“Following that up has really just been an honor,” Fahy told Live Science. The new message features a line drawing of a man and woman, similar to those on the Pioneer plaques, but with a more egalitarian twist: while only the man raised his hand in salute in the 1970s versions, both the man and the woman do it Woman waving hello in modern illustration.
The Arecibo Embassy, unlike Pioneer and Voyager, was an earth-based effort. It was sent to globular cluster M13 from the Arecibo radio telescope in Puerto Rico in 1974, mainly as a symbolic effort. This message is still on its way to its destination; Given that M13 is 25,000 light-years away, it has only traveled about 0.2% of the distance it needs to travel, Jiang and his colleagues wrote in their article.
The newly proposed message would be beamed onto a ring of stars about 13,000 light-years from the center of the Milky Way, Jiang told Live Science. This region is believed to contain a number of planets habitable zones (opens in new tab) of their stars, he said.

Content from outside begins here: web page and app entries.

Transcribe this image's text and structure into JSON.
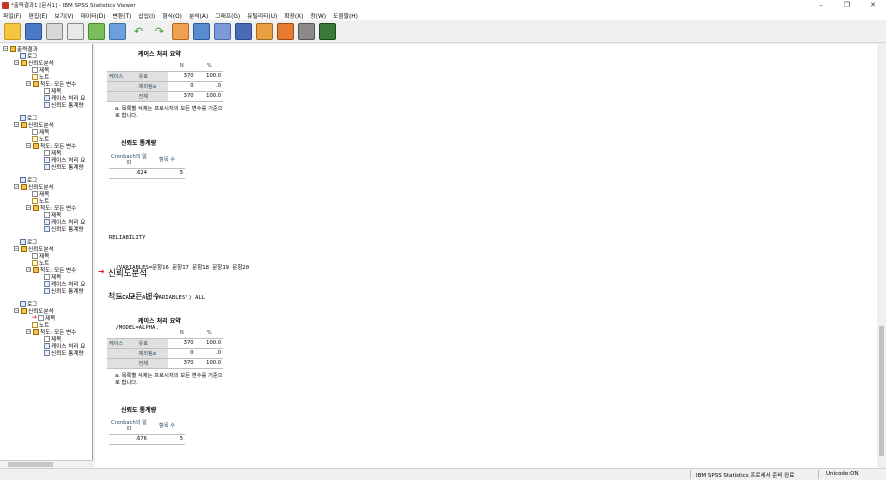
{
  "window": {
    "title": "*출력결과1 [문서1] - IBM SPSS Statistics Viewer",
    "controls": {
      "minimize": "–",
      "maximize": "❐",
      "close": "✕"
    }
  },
  "menu": [
    "파일(F)",
    "편집(E)",
    "보기(V)",
    "데이터(D)",
    "변환(T)",
    "삽입(I)",
    "형식(O)",
    "분석(A)",
    "그래프(G)",
    "유틸리티(U)",
    "확장(X)",
    "창(W)",
    "도움말(H)"
  ],
  "toolbar": [
    "open-icon",
    "save-icon",
    "print-icon",
    "print-preview-icon",
    "export-icon",
    "recall-dialog-icon",
    "undo-icon",
    "redo-icon",
    "goto-data-icon",
    "goto-case-icon",
    "goto-variable-icon",
    "variables-icon",
    "designate-window-icon",
    "select-output-icon",
    "hide-icon",
    "promote-icon"
  ],
  "nav": {
    "root": "출력결과",
    "log": "로그",
    "reliability": "신뢰도분석",
    "title": "제목",
    "notes": "노트",
    "scale": "척도: 모든 변수",
    "scale_short": "척도: 모든 변수",
    "case_summary": "케이스 처리 요",
    "rel_stats": "신뢰도 통계량"
  },
  "content": {
    "table1": {
      "title": "케이스 처리 요약",
      "col_n": "N",
      "col_pct": "%",
      "row_group": "케이스",
      "rows": [
        {
          "label": "유효",
          "n": "370",
          "pct": "100.0"
        },
        {
          "label": "제외됨a",
          "n": "0",
          "pct": ".0"
        },
        {
          "label": "전체",
          "n": "370",
          "pct": "100.0"
        }
      ],
      "footnote": "a. 목록별 삭제는 프로시저의 모든 변수를 기준으로 합니다."
    },
    "table2": {
      "title": "신뢰도 통계량",
      "col1": "Cronbach의 알파",
      "col2": "항목 수",
      "alpha": ".624",
      "items": "5"
    },
    "syntax": [
      "RELIABILITY",
      "  /VARIABLES=문항16 문항17 문항18 문항19 문항20",
      "  /SCALE('ALL VARIABLES') ALL",
      "  /MODEL=ALPHA."
    ],
    "section_heading": "신뢰도분석",
    "scale_heading": "척도: 모든 변수",
    "table3": {
      "title": "케이스 처리 요약",
      "col_n": "N",
      "col_pct": "%",
      "row_group": "케이스",
      "rows": [
        {
          "label": "유효",
          "n": "370",
          "pct": "100.0"
        },
        {
          "label": "제외됨a",
          "n": "0",
          "pct": ".0"
        },
        {
          "label": "전체",
          "n": "370",
          "pct": "100.0"
        }
      ],
      "footnote": "a. 목록별 삭제는 프로시저의 모든 변수를 기준으로 합니다."
    },
    "table4": {
      "title": "신뢰도 통계량",
      "col1": "Cronbach의 알파",
      "col2": "항목 수",
      "alpha": ".676",
      "items": "5"
    }
  },
  "status": {
    "message": "IBM SPSS Statistics 프로세서 준비 완료",
    "unicode": "Unicode:ON"
  },
  "colors": {
    "accent": "#264a60",
    "arrow": "#e02020"
  }
}
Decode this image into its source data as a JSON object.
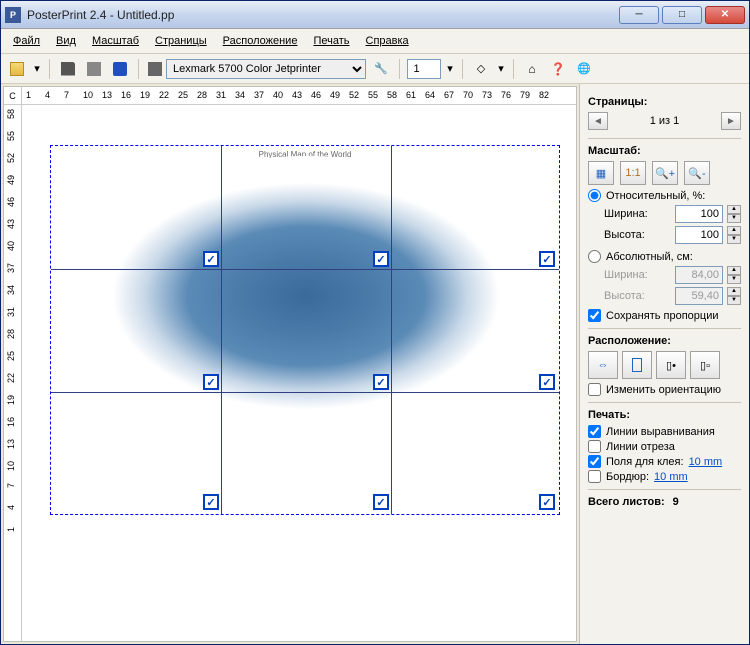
{
  "window": {
    "title": "PosterPrint 2.4 - Untitled.pp"
  },
  "menu": {
    "file": "Файл",
    "view": "Вид",
    "zoom": "Масштаб",
    "pages": "Страницы",
    "layout": "Расположение",
    "print": "Печать",
    "help": "Справка"
  },
  "toolbar": {
    "printer": "Lexmark 5700 Color Jetprinter",
    "page": "1"
  },
  "ruler": {
    "corner": "C",
    "h": [
      "1",
      "4",
      "7",
      "10",
      "13",
      "16",
      "19",
      "22",
      "25",
      "28",
      "31",
      "34",
      "37",
      "40",
      "43",
      "46",
      "49",
      "52",
      "55",
      "58",
      "61",
      "64",
      "67",
      "70",
      "73",
      "76",
      "79",
      "82"
    ],
    "v": [
      "1",
      "4",
      "7",
      "10",
      "13",
      "16",
      "19",
      "22",
      "25",
      "28",
      "31",
      "34",
      "37",
      "40",
      "43",
      "46",
      "49",
      "52",
      "55",
      "58"
    ]
  },
  "canvasLabel": "Physical Map of the World",
  "side": {
    "pages": {
      "title": "Страницы:",
      "text": "1 из 1"
    },
    "zoom": {
      "title": "Масштаб:"
    },
    "rel": {
      "label": "Относительный, %:",
      "width_lbl": "Ширина:",
      "height_lbl": "Высота:",
      "width": "100",
      "height": "100"
    },
    "abs": {
      "label": "Абсолютный, см:",
      "width_lbl": "Ширина:",
      "height_lbl": "Высота:",
      "width": "84,00",
      "height": "59,40"
    },
    "keep": "Сохранять пропорции",
    "layout": {
      "title": "Расположение:",
      "rotate": "Изменить ориентацию"
    },
    "print": {
      "title": "Печать:",
      "align": "Линии выравнивания",
      "cut": "Линии отреза",
      "glue": "Поля для клея:",
      "glue_val": "10 mm",
      "border": "Бордюр:",
      "border_val": "10 mm"
    },
    "total": {
      "lbl": "Всего листов:",
      "val": "9"
    }
  }
}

“If there are aliens, they are most likely there,” he said.
The Arecibo telescope no longer exists; it collapsed in 2020 and was then demolished. The telescopes most likely to carry the message are the 500-meter-aperture spherical radio telescope in Guizhou, China, also known as the Tianyan Telescope, and the Allen Telescope Array in northern California, designed to search for extraterrestrial signals. Neither telescope can currently transmit messages — they can only receive them — but transmission capabilities could be added in future updates, Jiang said.
The researchers hope to spark a conversation about what information to send to aliens and reignite interest in wiretapping messages. Humans are already sending radio, television and radar signals into space — a communications bubble that has been reported to likely span 200 light-years The Planetary Society (opens in new tab). That’s not very far — but the bubble will continue to grow, and the impression humanity is giving may not be the best, said Stuart Taylor, an astrophysicist at the SETI Institute who helped draft the new message.
“It would probably be better since they’re going to listen to us anyway to send a positive message,” Taylor told Live Science. The hope, he said, is that an extraterrestrial civilization advanced enough to reach for the stars would be very cooperative – the “bonobos of the galaxy” – and would offer good advice to Earthlings on how to settle our differences , Taylor said, referring to the relative of peaceful primate relatives of chimpanzees.
“We’re kind of a chimpanzee ‘fighting’ civilization,” Taylor said. “Some other civilizations may have a more fundamentally peaceful personality, like bonobos do.”
Originally published on Live Science.